Dataset rows describing interfaces →
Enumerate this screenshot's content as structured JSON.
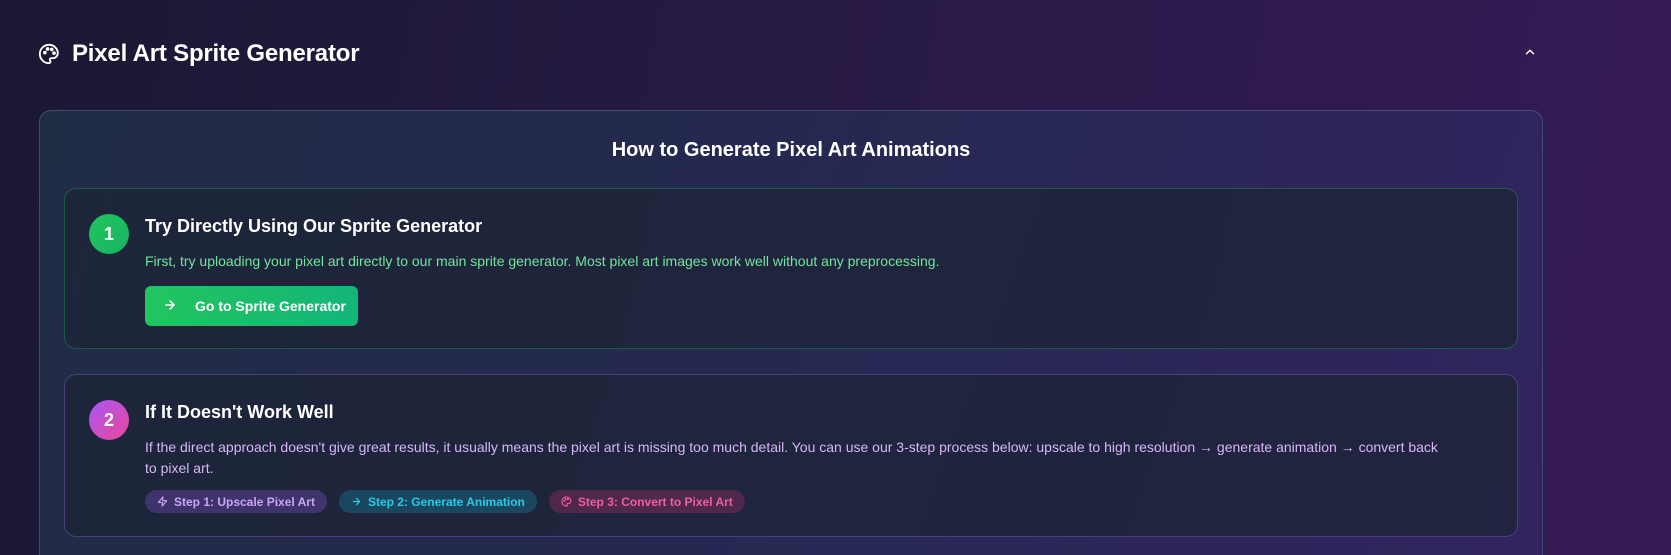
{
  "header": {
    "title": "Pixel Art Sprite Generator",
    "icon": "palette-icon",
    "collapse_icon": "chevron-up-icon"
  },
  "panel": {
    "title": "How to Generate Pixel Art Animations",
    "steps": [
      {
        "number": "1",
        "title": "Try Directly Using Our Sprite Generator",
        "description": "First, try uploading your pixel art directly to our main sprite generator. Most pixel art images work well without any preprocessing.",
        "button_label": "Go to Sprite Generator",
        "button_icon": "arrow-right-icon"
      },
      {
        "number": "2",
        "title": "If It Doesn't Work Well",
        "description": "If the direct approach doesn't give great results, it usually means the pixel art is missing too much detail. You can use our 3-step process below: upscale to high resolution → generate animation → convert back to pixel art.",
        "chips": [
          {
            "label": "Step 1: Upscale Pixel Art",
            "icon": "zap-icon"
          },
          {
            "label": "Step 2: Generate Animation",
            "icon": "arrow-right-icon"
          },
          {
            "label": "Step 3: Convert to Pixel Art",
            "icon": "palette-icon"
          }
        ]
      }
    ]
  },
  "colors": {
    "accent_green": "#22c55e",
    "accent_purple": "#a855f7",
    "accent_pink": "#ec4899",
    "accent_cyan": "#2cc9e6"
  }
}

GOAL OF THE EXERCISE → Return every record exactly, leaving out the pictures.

RESULT FOR THIS EXERCISE →
Enumerate this screenshot's content as structured JSON.
{
  "header": {
    "title": "Pixel Art Sprite Generator",
    "icon": "palette-icon",
    "collapse_icon": "chevron-up-icon"
  },
  "panel": {
    "title": "How to Generate Pixel Art Animations",
    "steps": [
      {
        "number": "1",
        "title": "Try Directly Using Our Sprite Generator",
        "description": "First, try uploading your pixel art directly to our main sprite generator. Most pixel art images work well without any preprocessing.",
        "button_label": "Go to Sprite Generator",
        "button_icon": "arrow-right-icon"
      },
      {
        "number": "2",
        "title": "If It Doesn't Work Well",
        "description": "If the direct approach doesn't give great results, it usually means the pixel art is missing too much detail. You can use our 3-step process below: upscale to high resolution → generate animation → convert back to pixel art.",
        "chips": [
          {
            "label": "Step 1: Upscale Pixel Art",
            "icon": "zap-icon"
          },
          {
            "label": "Step 2: Generate Animation",
            "icon": "arrow-right-icon"
          },
          {
            "label": "Step 3: Convert to Pixel Art",
            "icon": "palette-icon"
          }
        ]
      }
    ]
  },
  "colors": {
    "accent_green": "#22c55e",
    "accent_purple": "#a855f7",
    "accent_pink": "#ec4899",
    "accent_cyan": "#2cc9e6"
  }
}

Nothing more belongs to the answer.